The International Criminal Court chief prosecutor is seeking the arrest of Libyan leader Col Muammar Gaddafi and two others for crimes against humanity.
Luis Moreno-Ocampo said Col Gaddafi, his son Saif al-Islam, and intelligence chief Abdullah al-Sanussi bore the greatest responsibility for "widespread and systematic attacks" on civilians.
ICC judges must still decide whether or not to issue warrants for their arrest.
The Libyan government has already said it will ignore the announcement.
Deputy Foreign Minister Khalid Kaim said the court was a "baby of the European Union designed for African politicians and leaders" and its practices were "questionable".
Libya did not recognise its jurisdiction, like a few other African countries and the United States, he added.
Mr Moreno-Ocampo said that after reviewing more than 1,200 documents and 50 interviews with key insiders and witnesses, his office had evidence showing that Col Gaddafi had "personally ordered attacks on unarmed Libyan civilians".
"His forces attacked Libyan civilians in their homes and in public spaces, shot demonstrators with live ammunition, used heavy weaponry against participants in funeral processions, and placed snipers to kill those leaving mosques after prayers," he told a news conference in The Hague.
"The evidence shows that such persecution is still ongoing as I speak today in the areas under Gaddafi control. Gaddafi forces have prepared a list with names of alleged dissidents, and they are being arrested, put into prisons in Tripoli, tortured and made to disappear," he added.
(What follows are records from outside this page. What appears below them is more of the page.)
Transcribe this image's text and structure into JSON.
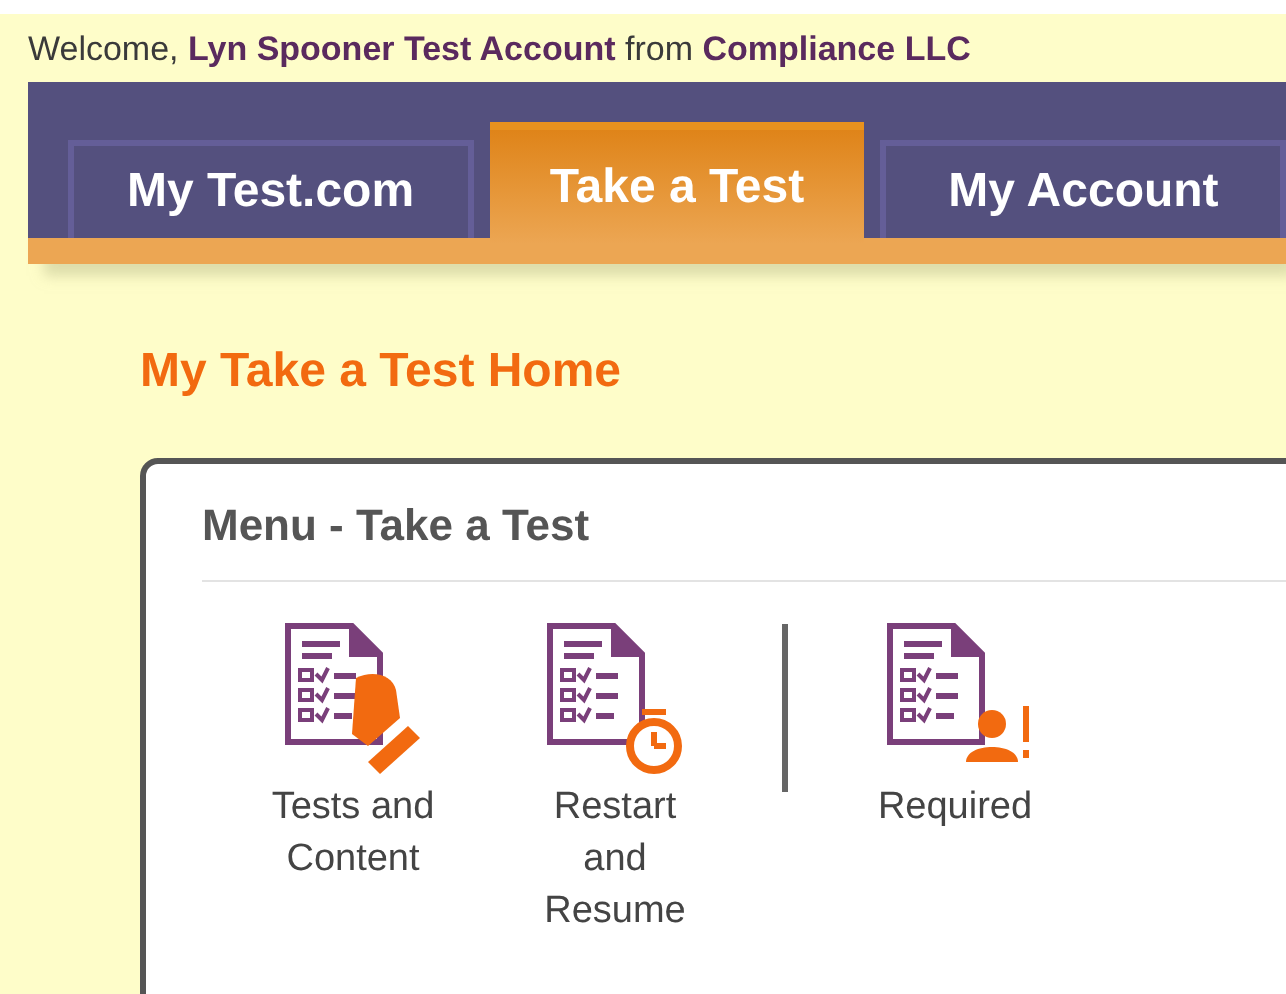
{
  "welcome": "Welcome, **Lyn Spooner Test Account** from **Compliance LLC**",
  "tabs": [
    {
      "label": "My Test.com",
      "selected": false
    },
    {
      "label": "Take a Test",
      "selected": true
    },
    {
      "label": "My Account",
      "selected": false
    }
  ],
  "heading": "My Take a Test Home",
  "menu": {
    "title": "Menu - Take a Test",
    "items": [
      {
        "kind": "hand",
        "label": "Tests and Content"
      },
      {
        "kind": "timer",
        "label": "Restart and Resume"
      },
      {
        "kind": "separator"
      },
      {
        "kind": "person",
        "label": "Required"
      }
    ]
  }
}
Mr Moreno-Ocampo continued: "His [Col Gaddafi's] second-oldest son, Saif al-Islam, is the de facto prime minister and Sanussi, Gaddafi's brother-in-law, is his right-hand man - the executioner, the head of military intelligence. He commanded personally some of the attacks."
The prosecutor insisted he was "almost ready" for a trial, based on the testimony, particularly of those who had escaped from Libya.
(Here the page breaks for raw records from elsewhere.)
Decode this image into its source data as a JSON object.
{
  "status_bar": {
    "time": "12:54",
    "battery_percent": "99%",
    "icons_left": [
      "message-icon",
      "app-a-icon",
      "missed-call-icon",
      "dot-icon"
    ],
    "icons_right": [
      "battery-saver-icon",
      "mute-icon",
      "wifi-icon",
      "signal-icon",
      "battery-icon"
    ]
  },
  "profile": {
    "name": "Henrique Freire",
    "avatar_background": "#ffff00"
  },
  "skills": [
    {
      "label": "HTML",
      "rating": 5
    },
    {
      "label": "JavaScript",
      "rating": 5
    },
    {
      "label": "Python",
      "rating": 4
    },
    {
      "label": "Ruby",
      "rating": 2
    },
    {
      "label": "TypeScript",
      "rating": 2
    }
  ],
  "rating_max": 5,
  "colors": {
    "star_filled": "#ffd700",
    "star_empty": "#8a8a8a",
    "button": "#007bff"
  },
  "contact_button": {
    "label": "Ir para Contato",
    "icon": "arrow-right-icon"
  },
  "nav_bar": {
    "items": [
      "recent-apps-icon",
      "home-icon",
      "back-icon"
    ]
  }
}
Libya's opposition National Transitional Council praised the ICC move.
But its vice-president, Abdel Hafez Ghoga, said: "We would like him [Col Gaddafi] to be tried in Libya first before being put on trial in an international court."
Earlier, Mr Moreno-Ocampo said the three men were suspected of committing crimes against humanity in two categories - murder and persecution - under the Rome Statute, which established the court.
The charges cover the days following the start of anti-government protests on 15 February. Between 500 and 700 people are believed to have been killed in that month alone.
ICC prosecutors are also studying evidence about the alleged commission of war crimes once the situation developed into an armed conflict.
This includes allegations of rape and attacks against sub-Saharan Africans wrongly perceived to be mercenaries.
An inquiry set up by the UN Human Rights Council is expected to submit its report on the alleged war crimes to the UN Security Council on 7 June.
Mr Moreno-Ocampo said he was acting in accordance with UN Security Council resolution 1970, which referred the situation in Libya to the ICC.
The Pre-Trial Chamber's judges may decide to accept the prosecutor's application, reject it, or ask him for more information.
If a warrant for Col Gaddafi is issued, it would only be the second time the ICC has sought a warrant for a sitting head of state.
Sudanese President Omar al-Bashir has been indicted for genocide in Darfur.
Amnesty International said the international community must not allow justice to appear selective, because what was happening in Syria was "equal to if not worse than the situation in Libya".
Overnight, Libyan state television reported Nato aircraft had bombed an oil terminal in the eastern port of Ras Lanuf.
The alleged raid came after insurgents said they had taken full control of the western city of Misrata.
The rebels also said they had defeated two brigades of troops loyal to Col Gaddafi in the city of Zintan, south-east of Tripoli, over the weekend.